The Average Nearest Neighbor tool measures the distance between each feature centroid and its nearest neighbor's centroid location. It then averages all these nearest neighbor distances. If the average distance is less than the average for a hypothetical random distribution, the distribution of the features being analyzed is considered clustered. If the average distance is greater than a hypothetical random distribution, the features are considered dispersed. The average nearest neighbor ratio is calculated as the observed average distance divided by the expected average distance (with expected average distance being based on a hypothetical random distribution with the same number of features covering the same total area).
If the index (average nearest neighbor ratio) is less than 1, the pattern exhibits clustering. If the index is greater than 1, the trend is toward dispersion.
The equations used to calculate the average nearest neighbor distance index (1) and z-score (4) are based on the assumption that the points being measured are free to locate anywhere within the study area (for example, there are no barriers, and all cases or features are located independently of one another). The p-value is a numerical approximation of the area under the curve for a known distribution, limited by the test statistic. See What is a z-score? What is a p-value? for more information about these statistics.
The Average Nearest Neighbor tool returns five values: Observed Mean Distance, Expected Mean Distance, Nearest Neighbor Index, z-score, and p-value. The values are written as messages at the bottom of the Geoprocessing pane during tool execution and passed as derived output values for potential use in models or scripts. You may access the messages by hovering over the progress bar, clicking on the pop-out button, or expanding the messages section in the Geoprocessing pane. You may also access the messages for a previously run tool via the Geoprocessing History. Optionally, this tool will create an HTML report file with a graphical summary of results. The path to the report will be included with the messages summarizing the tool execution parameters. Clicking on that path will pop open the report file.
- Evaluate competition or territory: Quantify and compare the spatial distribution of a variety of plant or animal species within a fixed study area; compare average nearest neighbor distances for different types of businesses within a city.
- Monitor changes over time: Evaluate changes in spatial clustering for a single type of business within a fixed study area over time.
- Compare an observed distribution to a control distribution: In a timber analysis, you may want to compare the pattern of harvested areas to the pattern of harvestable areas to determine if cut areas are more clustered than you would expect, given the distribution of harvestable timber overall.
The following books have further information about this tool:
Ebdon, David.

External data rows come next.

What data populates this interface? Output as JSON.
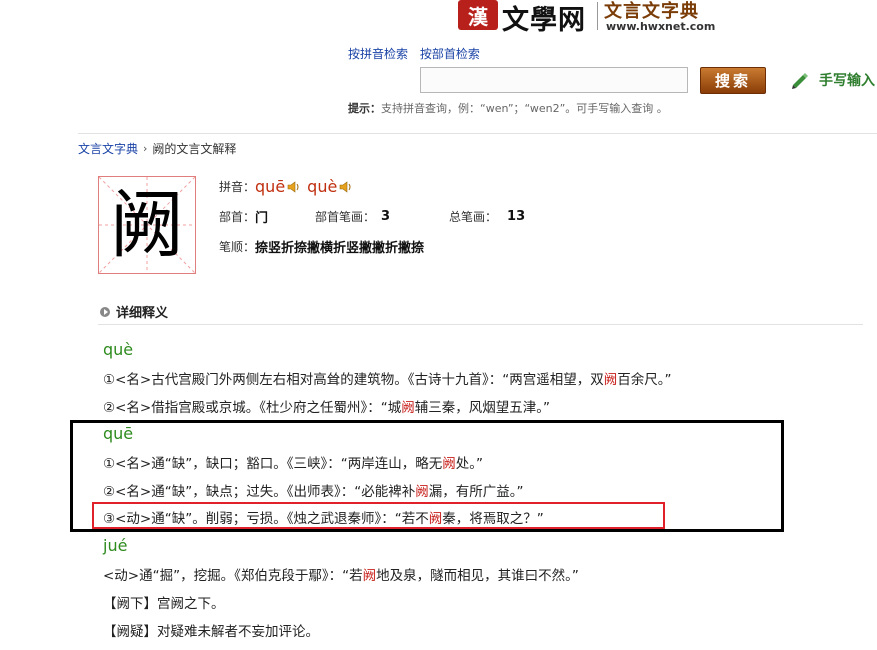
{
  "header": {
    "logo_seal": "漢",
    "logo_text": "文學网",
    "site_name": "文言文字典",
    "site_url": "www.hwxnet.com"
  },
  "search": {
    "link_pinyin": "按拼音检索",
    "link_radical": "按部首检索",
    "input_value": "",
    "button_label": "搜索",
    "handwrite_label": "手写输入",
    "hint_label": "提示：",
    "hint_text": "支持拼音查询，例：“wen”；“wen2”。可手写输入查询 。"
  },
  "breadcrumb": {
    "home": "文言文字典",
    "separator": "›",
    "current": "阙的文言文解释"
  },
  "character": {
    "glyph": "阙",
    "pinyin_label": "拼音：",
    "pinyin_1": "quē",
    "pinyin_2": "què",
    "radical_label": "部首：",
    "radical": "门",
    "radical_strokes_label": "部首笔画：",
    "radical_strokes": "3",
    "total_strokes_label": "总笔画：",
    "total_strokes": "13",
    "stroke_order_label": "笔顺：",
    "stroke_order": "捺竖折捺撇横折竖撇撇折撇捺"
  },
  "section": {
    "title": "详细释义"
  },
  "definitions": {
    "que4": {
      "pinyin": "què",
      "d1": {
        "a": "①<名>古代宫殿门外两侧左右相对高耸的建筑物。《古诗十九首》：“两宫遥相望，双",
        "hl": "阙",
        "b": "百余尺。”"
      },
      "d2": {
        "a": "②<名>借指宫殿或京城。《杜少府之任蜀州》：“城",
        "hl": "阙",
        "b": "辅三秦，风烟望五津。”"
      }
    },
    "que1": {
      "pinyin": "quē",
      "d1": {
        "a": "①<名>通“缺”，缺口；豁口。《三峡》：“两岸连山，略无",
        "hl": "阙",
        "b": "处。”"
      },
      "d2": {
        "a": "②<名>通“缺”，缺点；过失。《出师表》：“必能裨补",
        "hl": "阙",
        "b": "漏，有所广益。”"
      },
      "d3": {
        "a": "③<动>通“缺”。削弱；亏损。《烛之武退秦师》：“若不",
        "hl": "阙",
        "b": "秦，将焉取之？”"
      }
    },
    "jue2": {
      "pinyin": "jué",
      "d1": {
        "a": "<动>通“掘”，挖掘。《郑伯克段于鄢》：“若",
        "hl": "阙",
        "b": "地及泉，隧而相见，其谁曰不然。”"
      }
    },
    "phrases": {
      "p1": "【阙下】宫阙之下。",
      "p2": "【阙疑】对疑难未解者不妄加评论。"
    }
  },
  "colors": {
    "brand_brown": "#7a3d08",
    "link_blue": "#1a43a6",
    "pinyin_green": "#2e8b1e",
    "highlight_red": "#c8201c",
    "annotation_red": "#e0212a",
    "annotation_black": "#000000"
  }
}
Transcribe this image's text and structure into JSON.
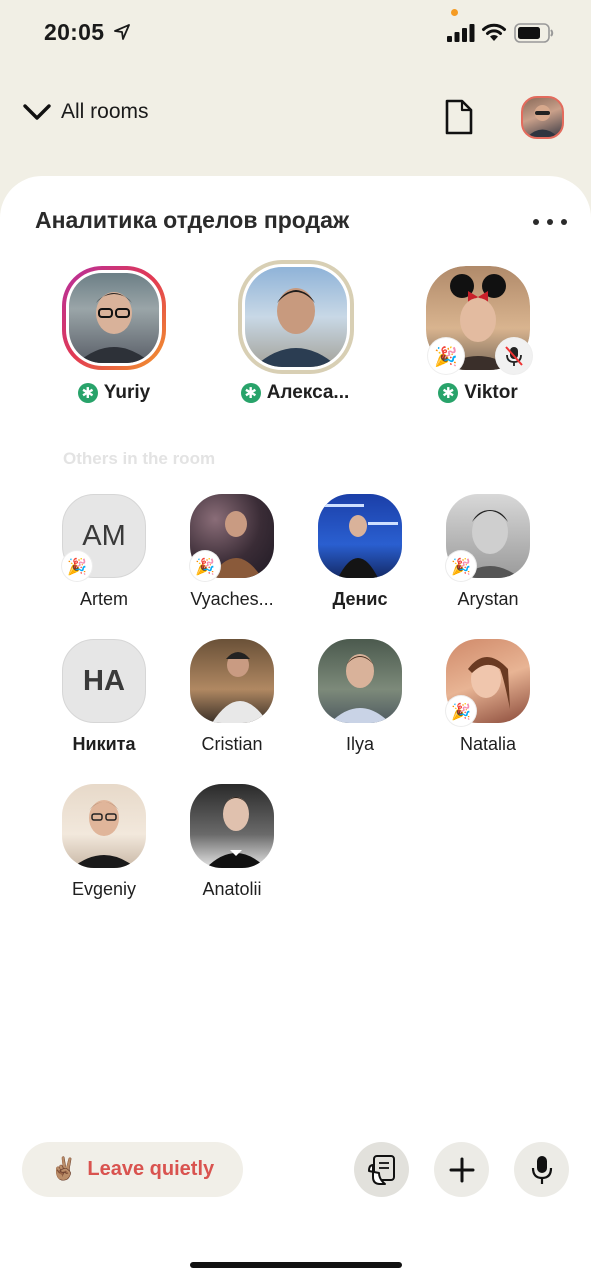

Statistics in Geography. Blackwell, 1985.
Mitchell, Andy. The ESRI Guide to GIS Analysis, Volume 2. ESRI Press, 2005.